Backyard Heroes: Soil Bacteria Fighting Antibiotic Resistance

Center for Natural Sciences, Illinois Wesleyan University

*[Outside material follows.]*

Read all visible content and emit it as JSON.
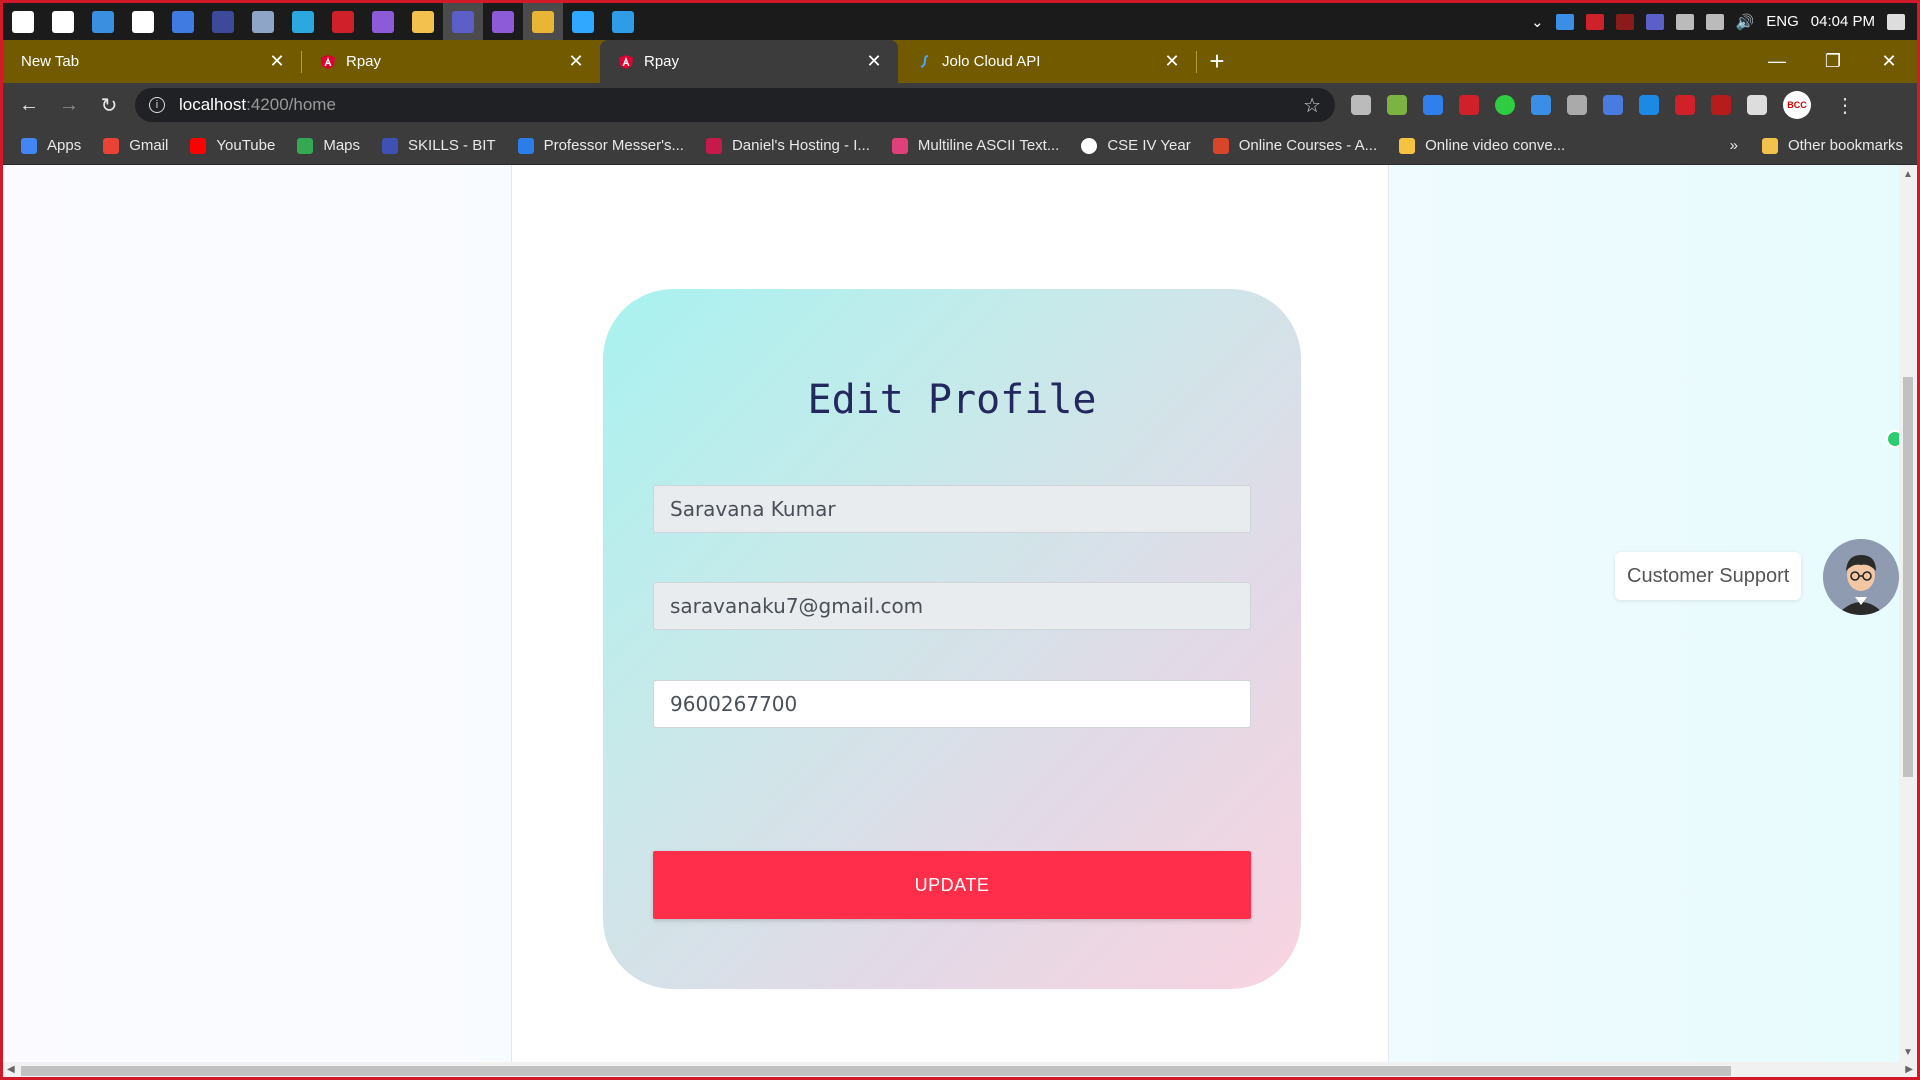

In the 1950’s, an overwhelming number of new antibiotics flooded the market to treat bacterial infections. Since then, many bacterial strains have mutated to become resistant to available drugs, such as the ESKAPE pathogens, six bacterial strains commonly found in hospitals. Thus, there is an urgent need for new antibiotics and treatment options. But, how are antibiotics discovered? Antibiotics are antimicrobial compounds (AMC) made by bacteria to compete with other organisms in their environment. The soil contains a rich source of bacteria that produce AMC’s that have yet to be characterized. In this work, a collection of soil bacteria was tested against each ESKAPE pathogen. Soil isolates that were able to inhibit the growth of ESKAPE-pathogens suggested the production of AMC’s. The soil isolates were characterized through various physiological and qualitative studies, such as gram stain and motility tests, then sequenced for identity. A rod-shaped Pseudomonas strain was able to kill B. subtilis, a gram positive bacteria similar to S. aureus, and the effective compound was extracted in ethyl acetate. Then, the resistance profile of the Pseudomonas was assessed. Overall, this research helps diversify the amount of known AMC’s that can be used to battle resistant bacteria, like ESKAPE pathogens.